### How to complete this task
Please retype the data below in full.

### Exercise data
_ _ _ _

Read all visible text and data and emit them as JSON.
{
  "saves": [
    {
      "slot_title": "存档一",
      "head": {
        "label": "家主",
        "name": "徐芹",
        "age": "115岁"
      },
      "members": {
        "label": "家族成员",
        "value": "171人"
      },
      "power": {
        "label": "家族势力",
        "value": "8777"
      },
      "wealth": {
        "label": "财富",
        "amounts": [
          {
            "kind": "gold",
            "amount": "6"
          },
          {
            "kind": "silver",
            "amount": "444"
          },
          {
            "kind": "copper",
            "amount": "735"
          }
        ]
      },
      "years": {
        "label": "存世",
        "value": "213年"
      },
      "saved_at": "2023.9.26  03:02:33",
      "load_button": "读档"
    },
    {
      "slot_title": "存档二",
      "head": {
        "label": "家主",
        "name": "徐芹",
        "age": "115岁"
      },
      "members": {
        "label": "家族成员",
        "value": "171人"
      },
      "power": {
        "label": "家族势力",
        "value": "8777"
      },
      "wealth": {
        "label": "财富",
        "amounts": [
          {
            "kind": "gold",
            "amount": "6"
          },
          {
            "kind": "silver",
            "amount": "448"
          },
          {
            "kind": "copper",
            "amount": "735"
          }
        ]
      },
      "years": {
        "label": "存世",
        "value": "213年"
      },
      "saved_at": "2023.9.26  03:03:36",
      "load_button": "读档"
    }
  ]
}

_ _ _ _

### Written solution
Read all visible text and data and emit them as JSON.
{
  "saves": [
    {
      "slot_title": "存档一",
      "head": {
        "label": "家主",
        "name": "徐芹",
        "age": "115岁"
      },
      "members": {
        "label": "家族成员",
        "value": "171人"
      },
      "power": {
        "label": "家族势力",
        "value": "8777"
      },
      "wealth": {
        "label": "财富",
        "amounts": [
          {
            "kind": "gold",
            "amount": "6"
          },
          {
            "kind": "silver",
            "amount": "444"
          },
          {
            "kind": "copper",
            "amount": "735"
          }
        ]
      },
      "years": {
        "label": "存世",
        "value": "213年"
      },
      "saved_at": "2023.9.26  03:02:33",
      "load_button": "读档"
    },
    {
      "slot_title": "存档二",
      "head": {
        "label": "家主",
        "name": "徐芹",
        "age": "115岁"
      },
      "members": {
        "label": "家族成员",
        "value": "171人"
      },
      "power": {
        "label": "家族势力",
        "value": "8777"
      },
      "wealth": {
        "label": "财富",
        "amounts": [
          {
            "kind": "gold",
            "amount": "6"
          },
          {
            "kind": "silver",
            "amount": "448"
          },
          {
            "kind": "copper",
            "amount": "735"
          }
        ]
      },
      "years": {
        "label": "存世",
        "value": "213年"
      },
      "saved_at": "2023.9.26  03:03:36",
      "load_button": "读档"
    }
  ]
}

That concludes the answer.